[[ RECORDS PROVIDED, beginning ]]

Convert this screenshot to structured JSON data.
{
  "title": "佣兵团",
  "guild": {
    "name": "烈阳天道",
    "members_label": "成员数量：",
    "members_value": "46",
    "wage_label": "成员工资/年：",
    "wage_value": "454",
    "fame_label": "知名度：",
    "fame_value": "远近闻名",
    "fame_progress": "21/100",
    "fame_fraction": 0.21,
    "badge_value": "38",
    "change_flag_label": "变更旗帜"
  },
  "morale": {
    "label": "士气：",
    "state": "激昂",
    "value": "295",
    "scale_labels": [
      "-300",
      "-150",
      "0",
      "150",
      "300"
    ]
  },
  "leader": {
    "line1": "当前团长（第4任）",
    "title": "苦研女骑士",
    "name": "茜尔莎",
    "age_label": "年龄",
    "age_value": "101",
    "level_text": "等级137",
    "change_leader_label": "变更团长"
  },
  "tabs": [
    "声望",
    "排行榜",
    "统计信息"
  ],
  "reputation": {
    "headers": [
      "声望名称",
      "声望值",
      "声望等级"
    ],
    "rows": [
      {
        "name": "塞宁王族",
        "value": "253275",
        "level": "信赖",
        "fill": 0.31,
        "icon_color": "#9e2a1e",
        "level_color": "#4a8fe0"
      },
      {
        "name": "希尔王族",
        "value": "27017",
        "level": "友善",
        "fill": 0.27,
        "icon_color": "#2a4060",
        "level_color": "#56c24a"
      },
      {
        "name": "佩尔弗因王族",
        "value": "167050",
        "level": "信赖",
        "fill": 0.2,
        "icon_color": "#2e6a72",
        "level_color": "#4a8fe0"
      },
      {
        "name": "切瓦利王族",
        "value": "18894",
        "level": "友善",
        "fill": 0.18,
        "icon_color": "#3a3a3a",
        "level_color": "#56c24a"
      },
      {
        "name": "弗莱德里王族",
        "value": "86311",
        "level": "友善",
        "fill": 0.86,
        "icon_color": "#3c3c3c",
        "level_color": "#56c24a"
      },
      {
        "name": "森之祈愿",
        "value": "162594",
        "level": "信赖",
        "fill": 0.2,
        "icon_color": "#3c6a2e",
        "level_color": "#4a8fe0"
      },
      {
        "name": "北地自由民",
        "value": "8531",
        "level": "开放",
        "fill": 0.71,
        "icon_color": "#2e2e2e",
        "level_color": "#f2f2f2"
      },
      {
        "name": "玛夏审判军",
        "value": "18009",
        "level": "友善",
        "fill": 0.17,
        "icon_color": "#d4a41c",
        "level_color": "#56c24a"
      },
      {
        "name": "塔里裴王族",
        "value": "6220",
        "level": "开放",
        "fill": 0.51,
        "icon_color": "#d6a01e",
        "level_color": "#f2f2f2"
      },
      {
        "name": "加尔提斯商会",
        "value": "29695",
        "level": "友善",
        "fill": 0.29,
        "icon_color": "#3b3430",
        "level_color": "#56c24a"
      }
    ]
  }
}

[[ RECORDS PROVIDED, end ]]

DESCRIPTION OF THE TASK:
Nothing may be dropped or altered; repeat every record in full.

OUTPUT FOR THIS TASK:
Convert this screenshot to structured JSON data.
{
  "title": "佣兵团",
  "guild": {
    "name": "烈阳天道",
    "members_label": "成员数量：",
    "members_value": "46",
    "wage_label": "成员工资/年：",
    "wage_value": "454",
    "fame_label": "知名度：",
    "fame_value": "远近闻名",
    "fame_progress": "21/100",
    "fame_fraction": 0.21,
    "badge_value": "38",
    "change_flag_label": "变更旗帜"
  },
  "morale": {
    "label": "士气：",
    "state": "激昂",
    "value": "295",
    "scale_labels": [
      "-300",
      "-150",
      "0",
      "150",
      "300"
    ]
  },
  "leader": {
    "line1": "当前团长（第4任）",
    "title": "苦研女骑士",
    "name": "茜尔莎",
    "age_label": "年龄",
    "age_value": "101",
    "level_text": "等级137",
    "change_leader_label": "变更团长"
  },
  "tabs": [
    "声望",
    "排行榜",
    "统计信息"
  ],
  "reputation": {
    "headers": [
      "声望名称",
      "声望值",
      "声望等级"
    ],
    "rows": [
      {
        "name": "塞宁王族",
        "value": "253275",
        "level": "信赖",
        "fill": 0.31,
        "icon_color": "#9e2a1e",
        "level_color": "#4a8fe0"
      },
      {
        "name": "希尔王族",
        "value": "27017",
        "level": "友善",
        "fill": 0.27,
        "icon_color": "#2a4060",
        "level_color": "#56c24a"
      },
      {
        "name": "佩尔弗因王族",
        "value": "167050",
        "level": "信赖",
        "fill": 0.2,
        "icon_color": "#2e6a72",
        "level_color": "#4a8fe0"
      },
      {
        "name": "切瓦利王族",
        "value": "18894",
        "level": "友善",
        "fill": 0.18,
        "icon_color": "#3a3a3a",
        "level_color": "#56c24a"
      },
      {
        "name": "弗莱德里王族",
        "value": "86311",
        "level": "友善",
        "fill": 0.86,
        "icon_color": "#3c3c3c",
        "level_color": "#56c24a"
      },
      {
        "name": "森之祈愿",
        "value": "162594",
        "level": "信赖",
        "fill": 0.2,
        "icon_color": "#3c6a2e",
        "level_color": "#4a8fe0"
      },
      {
        "name": "北地自由民",
        "value": "8531",
        "level": "开放",
        "fill": 0.71,
        "icon_color": "#2e2e2e",
        "level_color": "#f2f2f2"
      },
      {
        "name": "玛夏审判军",
        "value": "18009",
        "level": "友善",
        "fill": 0.17,
        "icon_color": "#d4a41c",
        "level_color": "#56c24a"
      },
      {
        "name": "塔里裴王族",
        "value": "6220",
        "level": "开放",
        "fill": 0.51,
        "icon_color": "#d6a01e",
        "level_color": "#f2f2f2"
      },
      {
        "name": "加尔提斯商会",
        "value": "29695",
        "level": "友善",
        "fill": 0.29,
        "icon_color": "#3b3430",
        "level_color": "#56c24a"
      }
    ]
  }
}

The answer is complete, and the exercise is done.